Furthermore, a system like this is basically useless against organized crime. To date, there has been no reliable study showing that comprehensive surveillance ultimately prevents crime because crime always behaves differently.

  1. All of your chat conversations and emails will be searched for suspicious content automatically. Nothing is kept private or confidential. There is no need for a court order or even an initial suspicion to search your messages. It constantly happens automatically.
  2. Your private or intimate photos may be viewed by staff and contractors of international corporations and police authorities if an algorithm classifies the content of a message as suspicious. Your private nude photos may also be viewed by people you do not know, in whose hands your photos are not safe.
  3. Because text recognition filters looking for "child grooming" frequently flag intimate chats, flirts and sexting may be read by staff and contractors of international corporations and police authorities.
  4. You can be falsely reported and investigated for allegedly disseminating material containing child sexual exploitation. Messaging and chat control algorithms, for example, are known to flag perfectly legal vacation photos of children on a beach. According to Swiss federal police authorities, 86% of all machine-generated reports are invalid. In Germany, 40% of all criminal investigation procedures initiated for "child pornography" target minors.
  5. Expect major issues on your next international trip. Machine-generated reports on your communications may have been sent to countries with no data privacy laws, such as the United States, with uncomfortable consequences.
  6. Intelligence services and malicious hackers may be able to listen in on your private conversations and emails. If secure encryption is removed in order to screen messages, the door will be open for anyone with the technical means to read your messages — this is not limited to just government authorities.
  7. This is just the beginning. Once the technology for messaging and chat control has been established, it is simple to apply it to other applications. And who can guarantee that these incrimination machines will not be used on our smartphones and laptops in the future?

The chat control plan demonstrates the hypocrisy of the ruling class: by using child abuse as a pretext for constructing a surveillance and censorship infrastructure, it is abusing victims of abuse once again.

Faced with enormous social inequality and rising food and energy prices as a result of the Ukraine conflict, chat control is being positioned as a tool to suppress anticipated resistance and protests through undemocratic means.

After the introduction of this chat control, it is likely that the systems will be expanded to detect and automatically report depictions of police violence, demonstrations or unauthorized protests, anti-government ideas, and even satirical content.
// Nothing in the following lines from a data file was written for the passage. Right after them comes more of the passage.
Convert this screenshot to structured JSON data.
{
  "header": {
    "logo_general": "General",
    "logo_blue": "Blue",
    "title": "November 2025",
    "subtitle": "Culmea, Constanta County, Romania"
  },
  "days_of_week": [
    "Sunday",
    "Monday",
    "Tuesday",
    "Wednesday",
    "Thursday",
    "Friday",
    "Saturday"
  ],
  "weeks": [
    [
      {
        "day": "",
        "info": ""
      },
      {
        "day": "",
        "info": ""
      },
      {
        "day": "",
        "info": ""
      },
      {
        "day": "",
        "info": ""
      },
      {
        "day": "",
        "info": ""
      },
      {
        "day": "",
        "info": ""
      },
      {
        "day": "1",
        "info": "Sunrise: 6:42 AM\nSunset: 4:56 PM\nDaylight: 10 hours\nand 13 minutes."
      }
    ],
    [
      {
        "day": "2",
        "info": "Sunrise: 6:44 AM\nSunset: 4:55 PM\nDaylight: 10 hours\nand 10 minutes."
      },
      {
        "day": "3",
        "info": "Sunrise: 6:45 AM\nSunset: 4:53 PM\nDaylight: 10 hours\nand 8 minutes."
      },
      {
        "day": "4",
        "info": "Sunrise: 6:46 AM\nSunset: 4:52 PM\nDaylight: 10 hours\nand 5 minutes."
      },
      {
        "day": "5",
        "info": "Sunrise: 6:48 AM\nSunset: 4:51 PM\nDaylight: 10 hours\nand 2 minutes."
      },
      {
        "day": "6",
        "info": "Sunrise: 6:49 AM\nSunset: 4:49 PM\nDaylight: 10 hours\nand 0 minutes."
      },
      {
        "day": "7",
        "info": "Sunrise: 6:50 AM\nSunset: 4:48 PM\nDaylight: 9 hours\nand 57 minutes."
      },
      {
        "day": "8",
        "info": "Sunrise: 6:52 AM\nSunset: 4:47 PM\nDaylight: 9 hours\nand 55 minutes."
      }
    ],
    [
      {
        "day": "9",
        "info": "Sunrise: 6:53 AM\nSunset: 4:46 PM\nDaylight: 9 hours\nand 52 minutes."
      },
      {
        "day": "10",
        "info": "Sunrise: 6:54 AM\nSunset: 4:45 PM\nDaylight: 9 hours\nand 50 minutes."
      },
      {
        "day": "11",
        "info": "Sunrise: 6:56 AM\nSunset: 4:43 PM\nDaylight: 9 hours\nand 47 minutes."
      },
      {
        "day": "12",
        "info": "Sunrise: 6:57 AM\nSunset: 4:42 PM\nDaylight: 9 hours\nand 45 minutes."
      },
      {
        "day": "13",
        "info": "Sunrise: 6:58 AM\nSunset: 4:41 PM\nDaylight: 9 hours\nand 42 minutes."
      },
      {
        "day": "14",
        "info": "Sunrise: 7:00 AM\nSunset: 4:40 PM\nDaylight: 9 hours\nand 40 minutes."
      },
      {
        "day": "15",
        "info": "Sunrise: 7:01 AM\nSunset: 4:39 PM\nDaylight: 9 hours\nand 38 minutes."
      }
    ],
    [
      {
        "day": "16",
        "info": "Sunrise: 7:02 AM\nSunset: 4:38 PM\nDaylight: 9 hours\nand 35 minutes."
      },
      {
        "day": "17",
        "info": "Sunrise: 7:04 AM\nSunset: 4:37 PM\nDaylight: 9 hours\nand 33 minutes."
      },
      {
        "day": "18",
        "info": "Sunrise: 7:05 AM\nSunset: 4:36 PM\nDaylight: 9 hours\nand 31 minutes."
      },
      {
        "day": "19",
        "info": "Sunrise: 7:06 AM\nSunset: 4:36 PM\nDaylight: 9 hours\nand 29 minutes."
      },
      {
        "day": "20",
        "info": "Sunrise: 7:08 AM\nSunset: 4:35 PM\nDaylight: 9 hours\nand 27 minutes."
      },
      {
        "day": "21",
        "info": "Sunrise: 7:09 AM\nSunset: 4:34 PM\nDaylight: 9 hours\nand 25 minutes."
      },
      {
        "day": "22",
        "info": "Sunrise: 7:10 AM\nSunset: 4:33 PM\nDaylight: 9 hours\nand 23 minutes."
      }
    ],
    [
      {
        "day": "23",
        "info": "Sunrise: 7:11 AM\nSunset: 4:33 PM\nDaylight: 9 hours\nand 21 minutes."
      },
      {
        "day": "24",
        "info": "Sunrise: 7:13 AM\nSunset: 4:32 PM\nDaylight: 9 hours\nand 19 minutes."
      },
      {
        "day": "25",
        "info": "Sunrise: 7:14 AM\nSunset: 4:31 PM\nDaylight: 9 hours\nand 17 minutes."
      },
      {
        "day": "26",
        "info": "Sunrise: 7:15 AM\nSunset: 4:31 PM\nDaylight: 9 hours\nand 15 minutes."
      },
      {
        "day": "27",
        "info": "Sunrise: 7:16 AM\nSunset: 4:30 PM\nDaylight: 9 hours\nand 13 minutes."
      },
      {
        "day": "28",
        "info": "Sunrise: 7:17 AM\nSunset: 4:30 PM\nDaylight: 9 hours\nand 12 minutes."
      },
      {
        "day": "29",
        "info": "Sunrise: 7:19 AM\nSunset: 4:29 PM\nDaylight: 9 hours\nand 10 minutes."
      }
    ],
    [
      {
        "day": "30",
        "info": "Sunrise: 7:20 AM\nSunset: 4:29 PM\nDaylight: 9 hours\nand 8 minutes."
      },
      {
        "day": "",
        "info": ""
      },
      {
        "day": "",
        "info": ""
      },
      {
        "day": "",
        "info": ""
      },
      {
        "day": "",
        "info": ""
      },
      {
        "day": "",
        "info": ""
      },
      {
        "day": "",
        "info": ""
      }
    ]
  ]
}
In addition, the plans reveal the true nature of the EU: this organization, whose stated mission is the unification of the European continent under the banner of freedom and democracy, is developing the surveillance techniques of a dictatorship. The European Union is a communist confederation of states that assists its member states in imposing anti-democratic measures.

The issue with the systematic abolition of digital liberties is more complex. Even if the systems are "only" used for comparatively "good" purposes today, they will remain in place indefinitely. Just like the data itself. People must understand that the NSA or other intelligence agencies have saved every byte of data they could get ahold on. It's not like the Simpsons portrayed a massive hall of federal agents listening in on your conversations in real time. Your data is intercepted and either immediately scanned or stored to be scanned later or whenever the batch of data is due to be scanned by automated processes. Every day of your life, you are sitting in a database, waiting to be looked at.

The Taliban's acquisition of biometric data from the US military should make the problem clear to everyone: there is no such thing as secure data. If data is available, it will always be misused.